The Benefits of Role Modeling in Education
On January 20th, 2021, the world watched in excitement and joy as Kamala Devi Harris became America’s first woman elected as Vice President. Her election was boundary-breaking in several different ways. Not only was she the first woman, but in one fell swoop, she became the first person of both African American and South Asian heritage to hold the position.
Vice President Harris is a remarkable public servant and community leader, having spent decades fighting for the rights of California’s most vulnerable citizens as a prosecutor, district attorney, attorney general, and senator. In addition to her political career, she has always made it a priority to speak openly about her positive influence on young children, starting with her niece and grand-nieces.
When the people in leadership positions and positions of power look like you, it’s so much easier for young children to imagine that they too could one day hold similar positions, and strive for the same achievements. Until Vice President Harris’s election, only young white boys in America could access that privilege.

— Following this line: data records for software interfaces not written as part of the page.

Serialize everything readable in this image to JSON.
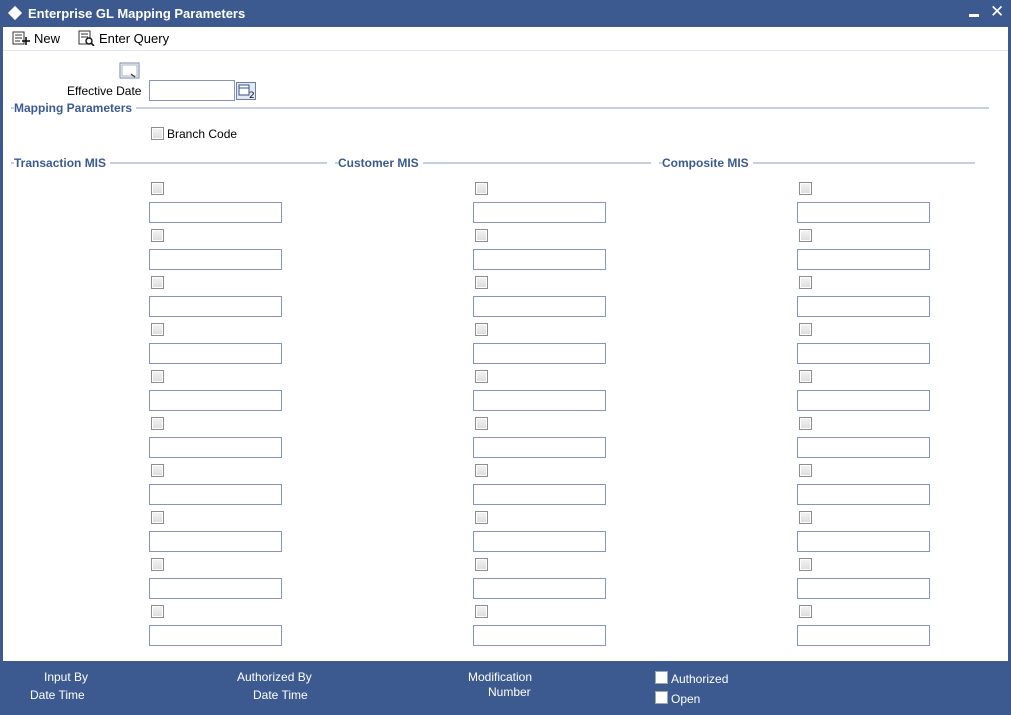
{
  "window": {
    "title": "Enterprise GL Mapping Parameters"
  },
  "toolbar": {
    "new_label": "New",
    "enter_query_label": "Enter Query"
  },
  "header": {
    "effective_date_label": "Effective Date",
    "effective_date_value": ""
  },
  "mapping_parameters": {
    "title": "Mapping Parameters",
    "branch_code_label": "Branch Code"
  },
  "transaction_mis": {
    "title": "Transaction MIS"
  },
  "customer_mis": {
    "title": "Customer MIS"
  },
  "composite_mis": {
    "title": "Composite MIS"
  },
  "footer": {
    "input_by_label": "Input By",
    "date_time_label_1": "Date Time",
    "authorized_by_label": "Authorized By",
    "date_time_label_2": "Date Time",
    "modification_label": "Modification",
    "number_label": "Number",
    "authorized_label": "Authorized",
    "open_label": "Open"
  },
  "colors": {
    "brand": "#3c5a8f",
    "section_line": "#c5d1e3"
  }
}
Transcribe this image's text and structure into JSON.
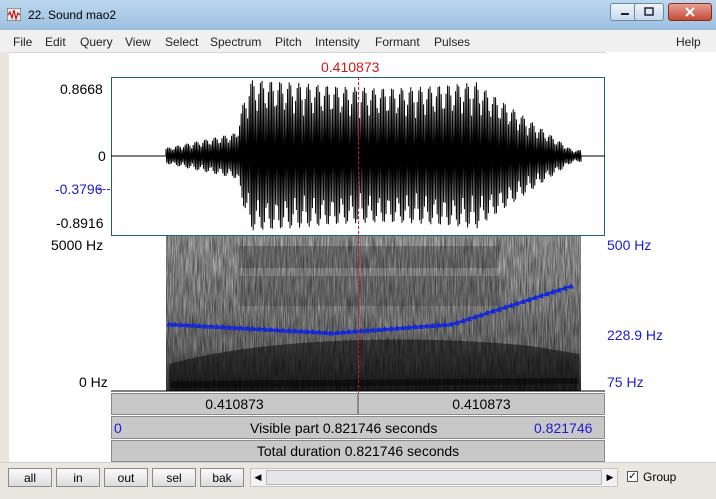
{
  "window": {
    "title": "22. Sound mao2"
  },
  "menu": [
    "File",
    "Edit",
    "Query",
    "View",
    "Select",
    "Spectrum",
    "Pitch",
    "Intensity",
    "Formant",
    "Pulses",
    "Help"
  ],
  "cursor": {
    "time": "0.410873"
  },
  "waveform": {
    "max_label": "0.8668",
    "zero_label": "0",
    "cursor_value": "-0.3796",
    "min_label": "-0.8916"
  },
  "spectrogram": {
    "top_label": "5000 Hz",
    "bottom_label": "0 Hz"
  },
  "pitch": {
    "top_label": "500 Hz",
    "cursor_value": "228.9 Hz",
    "bottom_label": "75 Hz"
  },
  "timebars": {
    "left_segment": "0.410873",
    "right_segment": "0.410873",
    "visible_start": "0",
    "visible_text": "Visible part 0.821746 seconds",
    "visible_end": "0.821746",
    "total_text": "Total duration 0.821746 seconds"
  },
  "buttons": {
    "all": "all",
    "in": "in",
    "out": "out",
    "sel": "sel",
    "bak": "bak"
  },
  "group": {
    "label": "Group",
    "checked": true
  },
  "colors": {
    "pitch_line": "#1428d8",
    "cursor": "#d01a1a",
    "value_blue": "#1b1bd0"
  }
}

Today, we’ll talk about the benefits of role modeling in education, and how moments like these can help push forward the goals and dreams of our young girls.

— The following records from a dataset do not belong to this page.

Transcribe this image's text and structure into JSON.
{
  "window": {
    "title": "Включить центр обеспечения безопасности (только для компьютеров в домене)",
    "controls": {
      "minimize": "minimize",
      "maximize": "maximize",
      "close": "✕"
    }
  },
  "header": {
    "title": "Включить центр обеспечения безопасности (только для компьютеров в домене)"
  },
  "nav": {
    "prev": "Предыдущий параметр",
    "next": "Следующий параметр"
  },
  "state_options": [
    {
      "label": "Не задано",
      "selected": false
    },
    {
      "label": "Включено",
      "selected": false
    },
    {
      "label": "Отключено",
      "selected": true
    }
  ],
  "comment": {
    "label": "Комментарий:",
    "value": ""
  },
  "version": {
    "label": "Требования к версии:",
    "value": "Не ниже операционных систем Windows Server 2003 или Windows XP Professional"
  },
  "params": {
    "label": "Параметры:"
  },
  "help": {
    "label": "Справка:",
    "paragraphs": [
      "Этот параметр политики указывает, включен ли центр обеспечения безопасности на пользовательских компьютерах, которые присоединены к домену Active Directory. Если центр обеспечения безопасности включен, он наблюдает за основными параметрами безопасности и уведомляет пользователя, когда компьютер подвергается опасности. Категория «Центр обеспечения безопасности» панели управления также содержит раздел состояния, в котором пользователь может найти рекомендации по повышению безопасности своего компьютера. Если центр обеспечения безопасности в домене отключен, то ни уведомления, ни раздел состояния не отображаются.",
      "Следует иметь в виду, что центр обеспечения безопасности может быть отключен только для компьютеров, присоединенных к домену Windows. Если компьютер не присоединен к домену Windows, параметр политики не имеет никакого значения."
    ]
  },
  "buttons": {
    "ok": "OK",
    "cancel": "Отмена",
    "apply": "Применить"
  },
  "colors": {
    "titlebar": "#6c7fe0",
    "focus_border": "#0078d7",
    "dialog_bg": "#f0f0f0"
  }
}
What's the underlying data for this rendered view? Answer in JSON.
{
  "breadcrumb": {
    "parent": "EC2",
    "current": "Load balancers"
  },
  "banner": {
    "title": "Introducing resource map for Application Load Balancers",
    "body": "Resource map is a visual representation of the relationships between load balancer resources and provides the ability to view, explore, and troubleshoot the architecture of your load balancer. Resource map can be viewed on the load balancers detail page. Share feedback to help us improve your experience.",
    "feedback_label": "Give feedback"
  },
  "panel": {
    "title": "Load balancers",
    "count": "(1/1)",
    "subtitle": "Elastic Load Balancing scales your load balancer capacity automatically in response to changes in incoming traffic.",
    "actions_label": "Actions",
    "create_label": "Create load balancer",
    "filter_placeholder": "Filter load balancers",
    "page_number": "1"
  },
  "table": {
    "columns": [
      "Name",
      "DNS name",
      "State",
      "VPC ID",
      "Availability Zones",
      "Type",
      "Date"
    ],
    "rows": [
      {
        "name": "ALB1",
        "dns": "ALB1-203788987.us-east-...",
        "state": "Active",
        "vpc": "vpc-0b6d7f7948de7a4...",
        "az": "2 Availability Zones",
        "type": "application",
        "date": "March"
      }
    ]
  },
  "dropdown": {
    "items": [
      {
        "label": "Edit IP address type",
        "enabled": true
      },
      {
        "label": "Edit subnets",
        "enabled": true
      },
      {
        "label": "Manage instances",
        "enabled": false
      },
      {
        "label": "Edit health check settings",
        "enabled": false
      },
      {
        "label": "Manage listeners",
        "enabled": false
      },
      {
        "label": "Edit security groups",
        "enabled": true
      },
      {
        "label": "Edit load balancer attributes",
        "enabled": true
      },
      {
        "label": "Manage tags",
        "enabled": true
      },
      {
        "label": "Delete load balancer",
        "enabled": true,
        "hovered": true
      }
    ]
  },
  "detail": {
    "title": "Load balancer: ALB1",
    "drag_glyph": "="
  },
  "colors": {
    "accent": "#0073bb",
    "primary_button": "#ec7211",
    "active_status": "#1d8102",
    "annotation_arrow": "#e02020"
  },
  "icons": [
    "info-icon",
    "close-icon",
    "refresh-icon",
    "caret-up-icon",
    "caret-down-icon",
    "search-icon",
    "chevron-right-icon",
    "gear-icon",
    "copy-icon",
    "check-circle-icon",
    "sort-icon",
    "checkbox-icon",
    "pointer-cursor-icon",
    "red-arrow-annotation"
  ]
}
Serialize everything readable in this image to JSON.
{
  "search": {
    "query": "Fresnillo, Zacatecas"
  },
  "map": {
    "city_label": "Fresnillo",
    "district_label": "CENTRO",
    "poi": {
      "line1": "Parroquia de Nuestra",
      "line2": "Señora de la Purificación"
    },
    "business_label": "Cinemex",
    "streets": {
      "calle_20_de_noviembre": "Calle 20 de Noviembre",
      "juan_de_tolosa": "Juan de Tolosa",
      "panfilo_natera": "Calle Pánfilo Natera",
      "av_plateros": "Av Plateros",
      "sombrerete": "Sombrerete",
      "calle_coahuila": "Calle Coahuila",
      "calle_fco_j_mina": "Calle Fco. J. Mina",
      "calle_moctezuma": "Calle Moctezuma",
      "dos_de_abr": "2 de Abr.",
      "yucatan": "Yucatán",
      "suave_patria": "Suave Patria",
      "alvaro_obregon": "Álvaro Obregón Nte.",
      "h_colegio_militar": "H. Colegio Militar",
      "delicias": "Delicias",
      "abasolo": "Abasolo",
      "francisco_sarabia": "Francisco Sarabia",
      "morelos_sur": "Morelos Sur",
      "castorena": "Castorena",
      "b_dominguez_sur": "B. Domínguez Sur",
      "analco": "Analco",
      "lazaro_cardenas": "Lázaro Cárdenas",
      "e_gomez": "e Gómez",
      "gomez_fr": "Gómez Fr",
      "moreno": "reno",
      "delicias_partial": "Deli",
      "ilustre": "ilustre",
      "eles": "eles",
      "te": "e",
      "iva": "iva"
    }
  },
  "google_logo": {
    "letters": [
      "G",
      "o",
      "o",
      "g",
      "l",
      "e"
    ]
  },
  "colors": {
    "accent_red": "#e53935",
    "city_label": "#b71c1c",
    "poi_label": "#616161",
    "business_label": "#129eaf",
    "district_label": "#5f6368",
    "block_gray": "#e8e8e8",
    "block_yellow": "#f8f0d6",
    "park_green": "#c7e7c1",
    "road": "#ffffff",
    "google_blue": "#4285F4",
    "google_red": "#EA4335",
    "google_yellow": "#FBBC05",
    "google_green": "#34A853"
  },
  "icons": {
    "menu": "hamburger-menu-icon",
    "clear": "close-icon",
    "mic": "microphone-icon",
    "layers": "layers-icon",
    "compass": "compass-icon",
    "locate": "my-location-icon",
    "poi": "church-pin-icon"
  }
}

Why is Role Modeling So Important?
There is a wealth of research to suggest that role modeling isn’t just a matter of optics. It’s a legitimate teaching tool that helps tackle both the conscious and unconscious aspects of learning.
In one study of physicians’ role modeling in education, the authors found that “doctors historically have patterned their activities on those of practitioners whom they respect and trust. These have been called role models, individuals admired for their ways of being and acting as professionals. Both consciously and unconsciously, we model our activities on such individuals.”
Any teacher will tell you that there’s more to education than just presenting the material and expecting students to learn and understand it immediately. Some of the most influential teachers are those who can make the subject matter personal to each student. This begins with an understanding of not just the material, but how the teacher’s own presentation, personality, and style affects their students.
When it comes to female students or students of colour, it’s so important for them to be able to see role models who look like them, especially in STEM subjects and other areas that have traditionally been bastions of white male success. Having a strong woman of colour leading from the White House is a great first step, but having mentors and role models closer to home is key to helping our girls succeed.
Creating More Opportunities for Role Modeling
So, how can we use the election of Vice President Harris as a jumping-off point to increase mentorship in our own communities?
Here are a few suggestions.
Focus on achievements
Role models don’t necessarily have to be people who look exactly like us. Individuals from underrepresented groups or even just people who experienced barriers of some kind all make great role models for our young students.
To help encourage people to see beyond visible differences, make a point of talking about barriers, and what your students can do to overcome them. If you have appropriate anecdotes from your own life, share them freely. This is a great way to encourage our girls to have an achievement-focused mindset.
Bring in stories of women and people of colour succeeding in their fields
One of the barriers holding girls back from STEM fields is the notable lack of role models who look like them. Most school-aged children know about Albert Einstein and Neil DeGrasse Tyson but may not have heard of Marie Curie, Sally Ride, or Katherine Johnson.
Incorporating positive role models like these accomplished women into your classes is a great way to inspire your students and help encourage them to see themselves within these fields.
Help your girls’ access networks of trust
Whether it’s through in-person clubs or moderated online forums, finding these networks is a great way for our young girls to build the connections that will help support them through their interests, and hopefully later in their careers.